With the U.S. presidential race and Senate contests getting into high gear, one prominent biopharma analyst sees warning signs for the industry. Meanwhile, net prices fell in the first quarter, and the threat of 2020 drug pricing legislation remains, despite the ongoing pandemic.
After looking at recent political polling, Bernstein analyst Ronny Gal wrote that the industry could face more pricing risks after elections this fall. Aside from presidential polls, Democrats are polling strongly in several Senate races, he wrote, and could be in position to capture the majority of the chamber.
“Post-election, Democratic majority does spell likelihood of moderate limitations to U.S. pricing of drugs, but not revolutionary changes,” Gal wrote in a note to clients. Until the election, a “fear element” could hang over biopharma stocks, he figures.
Still, even if Democrats were in a position to move on drug prices after the elections, dramatic changes would be blunted by centrist Democrats, Republicans who could filibuster, and lawmakers in Massachusetts, California and New Jersey who would "not vote to destroy their home-state economies," Gal wrote.
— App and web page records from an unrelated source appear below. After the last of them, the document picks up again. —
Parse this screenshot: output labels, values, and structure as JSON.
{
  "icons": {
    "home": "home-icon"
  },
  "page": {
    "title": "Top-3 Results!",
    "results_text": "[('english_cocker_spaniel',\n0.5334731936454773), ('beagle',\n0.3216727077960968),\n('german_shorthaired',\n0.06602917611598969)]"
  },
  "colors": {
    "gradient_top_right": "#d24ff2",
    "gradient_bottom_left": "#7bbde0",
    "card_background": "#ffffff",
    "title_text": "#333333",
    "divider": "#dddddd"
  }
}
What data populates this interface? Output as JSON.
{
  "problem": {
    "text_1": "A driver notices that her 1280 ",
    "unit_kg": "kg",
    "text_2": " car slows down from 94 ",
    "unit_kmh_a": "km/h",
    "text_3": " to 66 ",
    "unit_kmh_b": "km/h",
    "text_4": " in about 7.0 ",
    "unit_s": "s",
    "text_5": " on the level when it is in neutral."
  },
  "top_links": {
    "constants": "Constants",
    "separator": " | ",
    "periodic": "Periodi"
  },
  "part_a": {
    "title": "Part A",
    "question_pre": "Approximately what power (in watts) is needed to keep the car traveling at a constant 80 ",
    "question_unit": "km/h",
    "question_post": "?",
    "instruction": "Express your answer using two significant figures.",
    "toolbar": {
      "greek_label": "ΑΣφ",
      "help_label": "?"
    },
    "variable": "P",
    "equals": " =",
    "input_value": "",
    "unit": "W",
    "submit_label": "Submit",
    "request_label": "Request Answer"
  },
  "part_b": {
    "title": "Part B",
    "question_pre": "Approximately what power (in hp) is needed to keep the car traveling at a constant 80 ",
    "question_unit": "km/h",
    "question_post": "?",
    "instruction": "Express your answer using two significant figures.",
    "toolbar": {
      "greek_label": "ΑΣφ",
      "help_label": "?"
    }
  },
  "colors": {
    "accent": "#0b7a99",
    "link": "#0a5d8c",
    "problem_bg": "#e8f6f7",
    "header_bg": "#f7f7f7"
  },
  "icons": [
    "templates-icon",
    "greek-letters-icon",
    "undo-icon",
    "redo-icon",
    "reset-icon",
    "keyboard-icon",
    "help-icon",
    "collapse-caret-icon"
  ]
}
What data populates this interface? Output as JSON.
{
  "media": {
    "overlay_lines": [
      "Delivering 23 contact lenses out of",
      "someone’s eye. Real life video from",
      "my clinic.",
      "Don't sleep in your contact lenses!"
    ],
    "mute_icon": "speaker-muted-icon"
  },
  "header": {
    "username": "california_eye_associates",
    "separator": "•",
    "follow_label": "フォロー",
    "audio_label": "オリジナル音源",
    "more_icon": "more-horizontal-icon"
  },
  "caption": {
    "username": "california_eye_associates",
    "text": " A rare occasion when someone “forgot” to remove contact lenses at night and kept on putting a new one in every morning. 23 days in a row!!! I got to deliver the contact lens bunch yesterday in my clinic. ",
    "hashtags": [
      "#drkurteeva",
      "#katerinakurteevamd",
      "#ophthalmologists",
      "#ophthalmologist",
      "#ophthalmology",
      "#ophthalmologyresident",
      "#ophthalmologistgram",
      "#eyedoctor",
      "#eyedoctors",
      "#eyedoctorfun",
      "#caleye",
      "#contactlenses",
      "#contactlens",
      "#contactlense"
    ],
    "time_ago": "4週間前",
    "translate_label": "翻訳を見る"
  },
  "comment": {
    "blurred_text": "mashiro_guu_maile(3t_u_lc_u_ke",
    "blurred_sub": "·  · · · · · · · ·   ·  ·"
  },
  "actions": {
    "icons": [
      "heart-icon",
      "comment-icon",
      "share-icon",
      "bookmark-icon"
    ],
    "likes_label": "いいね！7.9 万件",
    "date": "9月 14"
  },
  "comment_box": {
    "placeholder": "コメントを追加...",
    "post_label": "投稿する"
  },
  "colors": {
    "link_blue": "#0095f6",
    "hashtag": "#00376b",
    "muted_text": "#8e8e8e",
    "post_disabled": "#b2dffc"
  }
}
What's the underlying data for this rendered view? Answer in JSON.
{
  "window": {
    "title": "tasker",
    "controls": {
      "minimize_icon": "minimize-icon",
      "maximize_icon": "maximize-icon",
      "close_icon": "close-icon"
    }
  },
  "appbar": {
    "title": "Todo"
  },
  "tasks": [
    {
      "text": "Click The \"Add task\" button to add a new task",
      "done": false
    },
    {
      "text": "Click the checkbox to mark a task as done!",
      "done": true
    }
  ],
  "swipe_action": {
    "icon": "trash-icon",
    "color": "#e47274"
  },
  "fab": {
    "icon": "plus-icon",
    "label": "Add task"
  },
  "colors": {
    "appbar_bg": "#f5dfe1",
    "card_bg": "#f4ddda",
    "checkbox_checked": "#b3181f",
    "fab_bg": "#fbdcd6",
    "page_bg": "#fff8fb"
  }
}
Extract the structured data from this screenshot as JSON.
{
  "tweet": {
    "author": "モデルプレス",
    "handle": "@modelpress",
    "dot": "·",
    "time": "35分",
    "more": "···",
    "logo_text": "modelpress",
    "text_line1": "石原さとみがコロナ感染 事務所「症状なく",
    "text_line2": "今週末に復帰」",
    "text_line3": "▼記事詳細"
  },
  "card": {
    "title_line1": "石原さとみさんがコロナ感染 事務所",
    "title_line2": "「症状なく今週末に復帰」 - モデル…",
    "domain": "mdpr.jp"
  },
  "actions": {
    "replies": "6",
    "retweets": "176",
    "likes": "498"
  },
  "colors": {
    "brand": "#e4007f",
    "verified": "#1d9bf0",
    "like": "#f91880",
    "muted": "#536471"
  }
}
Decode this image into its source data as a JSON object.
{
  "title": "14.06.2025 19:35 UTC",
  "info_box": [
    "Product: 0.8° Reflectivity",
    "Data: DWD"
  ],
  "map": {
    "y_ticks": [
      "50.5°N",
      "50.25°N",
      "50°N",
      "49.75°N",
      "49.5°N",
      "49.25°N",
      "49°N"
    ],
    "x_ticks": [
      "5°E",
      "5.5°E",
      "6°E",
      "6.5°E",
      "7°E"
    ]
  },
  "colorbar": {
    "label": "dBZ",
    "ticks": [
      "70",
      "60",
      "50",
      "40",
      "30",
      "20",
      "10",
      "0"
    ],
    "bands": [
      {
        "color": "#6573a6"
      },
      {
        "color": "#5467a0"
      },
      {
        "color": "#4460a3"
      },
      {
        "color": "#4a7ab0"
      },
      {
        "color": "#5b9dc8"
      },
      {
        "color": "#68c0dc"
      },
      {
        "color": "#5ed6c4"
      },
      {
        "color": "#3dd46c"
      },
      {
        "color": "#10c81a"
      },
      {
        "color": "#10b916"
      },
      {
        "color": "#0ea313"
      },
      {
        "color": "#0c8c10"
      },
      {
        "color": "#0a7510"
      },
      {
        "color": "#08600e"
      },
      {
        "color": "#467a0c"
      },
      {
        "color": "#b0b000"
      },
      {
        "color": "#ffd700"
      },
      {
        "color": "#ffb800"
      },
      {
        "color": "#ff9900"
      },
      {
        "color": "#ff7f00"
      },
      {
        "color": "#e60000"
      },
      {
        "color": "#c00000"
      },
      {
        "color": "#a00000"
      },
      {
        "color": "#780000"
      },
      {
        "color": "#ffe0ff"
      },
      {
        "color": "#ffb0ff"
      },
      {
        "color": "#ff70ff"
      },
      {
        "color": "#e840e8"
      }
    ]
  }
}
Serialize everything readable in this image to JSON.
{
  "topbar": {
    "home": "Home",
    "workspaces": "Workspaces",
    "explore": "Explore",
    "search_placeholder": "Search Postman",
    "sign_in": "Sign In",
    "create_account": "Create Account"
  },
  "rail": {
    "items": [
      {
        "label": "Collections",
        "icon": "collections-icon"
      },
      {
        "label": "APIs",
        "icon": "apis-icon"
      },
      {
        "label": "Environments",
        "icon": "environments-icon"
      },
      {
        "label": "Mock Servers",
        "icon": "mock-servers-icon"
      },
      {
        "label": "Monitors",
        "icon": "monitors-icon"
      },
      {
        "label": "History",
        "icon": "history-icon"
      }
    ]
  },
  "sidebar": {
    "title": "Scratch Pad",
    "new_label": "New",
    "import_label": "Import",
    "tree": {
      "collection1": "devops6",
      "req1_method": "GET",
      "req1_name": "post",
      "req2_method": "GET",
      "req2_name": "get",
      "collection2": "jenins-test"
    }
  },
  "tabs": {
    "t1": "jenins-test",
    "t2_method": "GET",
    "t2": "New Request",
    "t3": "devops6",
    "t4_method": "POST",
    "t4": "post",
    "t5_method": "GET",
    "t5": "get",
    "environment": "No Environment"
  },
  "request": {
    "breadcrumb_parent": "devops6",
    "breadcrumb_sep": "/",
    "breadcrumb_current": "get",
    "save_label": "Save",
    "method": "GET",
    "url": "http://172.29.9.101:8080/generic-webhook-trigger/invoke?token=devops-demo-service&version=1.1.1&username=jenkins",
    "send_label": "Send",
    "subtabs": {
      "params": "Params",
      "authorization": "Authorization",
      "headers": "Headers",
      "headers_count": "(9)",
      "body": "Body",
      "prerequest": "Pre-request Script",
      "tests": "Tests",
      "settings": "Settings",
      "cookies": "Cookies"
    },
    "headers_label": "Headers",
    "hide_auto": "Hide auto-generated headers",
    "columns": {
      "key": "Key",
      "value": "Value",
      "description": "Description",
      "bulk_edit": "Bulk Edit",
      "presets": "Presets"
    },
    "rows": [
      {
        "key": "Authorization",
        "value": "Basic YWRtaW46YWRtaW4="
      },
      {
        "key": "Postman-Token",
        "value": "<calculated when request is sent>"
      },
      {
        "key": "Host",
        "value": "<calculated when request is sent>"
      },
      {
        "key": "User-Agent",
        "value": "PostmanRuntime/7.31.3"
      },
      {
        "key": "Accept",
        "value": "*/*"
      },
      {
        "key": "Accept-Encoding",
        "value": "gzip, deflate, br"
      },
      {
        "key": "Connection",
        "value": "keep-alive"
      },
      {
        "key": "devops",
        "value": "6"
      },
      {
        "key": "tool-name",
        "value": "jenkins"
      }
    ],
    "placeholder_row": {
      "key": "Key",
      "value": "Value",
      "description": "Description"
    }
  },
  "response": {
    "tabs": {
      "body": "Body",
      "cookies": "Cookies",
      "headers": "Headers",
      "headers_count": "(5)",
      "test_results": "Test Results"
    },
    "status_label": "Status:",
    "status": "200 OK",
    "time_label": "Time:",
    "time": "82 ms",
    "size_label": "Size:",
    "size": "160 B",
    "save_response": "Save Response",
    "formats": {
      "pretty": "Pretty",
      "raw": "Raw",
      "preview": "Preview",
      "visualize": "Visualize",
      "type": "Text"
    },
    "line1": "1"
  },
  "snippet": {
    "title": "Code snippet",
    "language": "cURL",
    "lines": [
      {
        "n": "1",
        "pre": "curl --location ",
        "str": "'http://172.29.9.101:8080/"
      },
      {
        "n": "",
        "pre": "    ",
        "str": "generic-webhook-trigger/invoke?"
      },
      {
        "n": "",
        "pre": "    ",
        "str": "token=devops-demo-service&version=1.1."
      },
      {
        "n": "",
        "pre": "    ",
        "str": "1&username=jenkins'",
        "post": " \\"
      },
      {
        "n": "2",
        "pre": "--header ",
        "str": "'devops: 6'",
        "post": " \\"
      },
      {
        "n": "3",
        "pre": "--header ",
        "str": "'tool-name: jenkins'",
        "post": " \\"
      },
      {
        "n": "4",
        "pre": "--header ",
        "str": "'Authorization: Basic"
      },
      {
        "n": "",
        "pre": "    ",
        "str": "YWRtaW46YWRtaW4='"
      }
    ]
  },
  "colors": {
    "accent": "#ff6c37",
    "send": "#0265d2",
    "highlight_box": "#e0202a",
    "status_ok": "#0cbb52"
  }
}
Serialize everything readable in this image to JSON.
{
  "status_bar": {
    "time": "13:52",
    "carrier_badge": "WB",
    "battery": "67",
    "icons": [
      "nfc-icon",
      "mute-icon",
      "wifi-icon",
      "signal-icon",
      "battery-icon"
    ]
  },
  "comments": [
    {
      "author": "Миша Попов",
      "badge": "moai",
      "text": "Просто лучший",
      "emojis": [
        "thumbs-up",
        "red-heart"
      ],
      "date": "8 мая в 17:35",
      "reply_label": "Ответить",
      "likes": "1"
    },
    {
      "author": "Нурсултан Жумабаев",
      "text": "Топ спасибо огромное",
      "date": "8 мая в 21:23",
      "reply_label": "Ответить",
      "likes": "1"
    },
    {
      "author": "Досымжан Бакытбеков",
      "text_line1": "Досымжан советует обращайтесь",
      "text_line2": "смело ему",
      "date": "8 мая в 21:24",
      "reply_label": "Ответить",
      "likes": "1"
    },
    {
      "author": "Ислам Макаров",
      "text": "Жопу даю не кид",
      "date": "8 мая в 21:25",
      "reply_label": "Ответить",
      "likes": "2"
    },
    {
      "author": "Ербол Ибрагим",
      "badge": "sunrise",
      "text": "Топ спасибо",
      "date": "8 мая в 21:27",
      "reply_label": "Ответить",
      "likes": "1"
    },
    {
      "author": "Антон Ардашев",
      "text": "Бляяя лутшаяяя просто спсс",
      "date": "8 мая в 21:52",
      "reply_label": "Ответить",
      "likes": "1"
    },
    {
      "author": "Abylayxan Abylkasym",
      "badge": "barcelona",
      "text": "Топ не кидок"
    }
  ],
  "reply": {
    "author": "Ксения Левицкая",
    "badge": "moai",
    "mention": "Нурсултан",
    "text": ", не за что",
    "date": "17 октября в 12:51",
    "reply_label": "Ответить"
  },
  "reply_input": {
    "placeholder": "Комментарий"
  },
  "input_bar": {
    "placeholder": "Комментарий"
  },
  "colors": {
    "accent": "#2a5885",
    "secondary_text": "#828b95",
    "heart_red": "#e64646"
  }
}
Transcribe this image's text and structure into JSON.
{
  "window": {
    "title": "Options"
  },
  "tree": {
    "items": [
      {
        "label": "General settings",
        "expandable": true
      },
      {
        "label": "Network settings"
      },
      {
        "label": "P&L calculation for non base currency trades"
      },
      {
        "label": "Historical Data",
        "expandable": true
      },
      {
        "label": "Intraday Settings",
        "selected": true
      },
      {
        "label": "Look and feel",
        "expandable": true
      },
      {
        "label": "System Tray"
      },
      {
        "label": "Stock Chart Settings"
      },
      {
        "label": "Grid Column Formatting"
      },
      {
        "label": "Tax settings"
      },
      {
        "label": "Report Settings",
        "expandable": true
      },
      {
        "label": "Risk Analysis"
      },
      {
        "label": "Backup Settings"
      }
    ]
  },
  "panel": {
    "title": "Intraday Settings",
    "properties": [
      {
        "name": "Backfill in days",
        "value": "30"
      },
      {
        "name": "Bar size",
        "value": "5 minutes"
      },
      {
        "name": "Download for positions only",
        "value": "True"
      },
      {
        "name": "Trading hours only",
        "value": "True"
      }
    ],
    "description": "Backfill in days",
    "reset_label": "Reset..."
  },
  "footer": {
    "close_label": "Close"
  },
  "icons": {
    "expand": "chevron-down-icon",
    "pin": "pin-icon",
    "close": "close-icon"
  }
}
On recent pricing trends, SSR Health has found that while list prices grew slightly in the first quarter, net prices actually declined. Drugmakers raised list prices by an average of 2.3% during the first quarter, but rebates and discounts pushed net prices down 2.6%. Looking forward, the analysts believe net prices will stop falling or grow slightly in the coming quarters.
Amid the COVID-19 pandemic, drug pricing talk in Washington has slowed, but that’s not to say there won’t be any action this year. Sen. Charles Grassley recently told Bloomberg he plans to push for a vote on his legislation this year despite the pandemic. And President Donald Trump still supports pricing action, Grassley told the news service.
Last week, the AIDS Healthcare Foundation urged the Senate to pass the legislation. The bill would help Medicare beneficiaries afford their medicines and punish drugmakers that raise prices above certain limits, according to AHF. The Congressional Budget Office has found it’d save Medicare $100 billion over 10 years.
“As we face the worst public health crisis in recent history, the stark reality is the market is simply not working to keep drug prices affordable,” AHF president Michael Weinstein said in a statement.
Lastly, in a new Forbes piece, former Pfizer R&D head John LaMattina highlighted changes to pharma’s reputation over the years, including a strong run for the industry in the late 1980s and early 1990s. LaMattina argues that Gilead’s pricing decision for COVID-19 therapy remdesivir will represent a pivotal moment for the industry going forward, echoing sentiments from other industry watchers.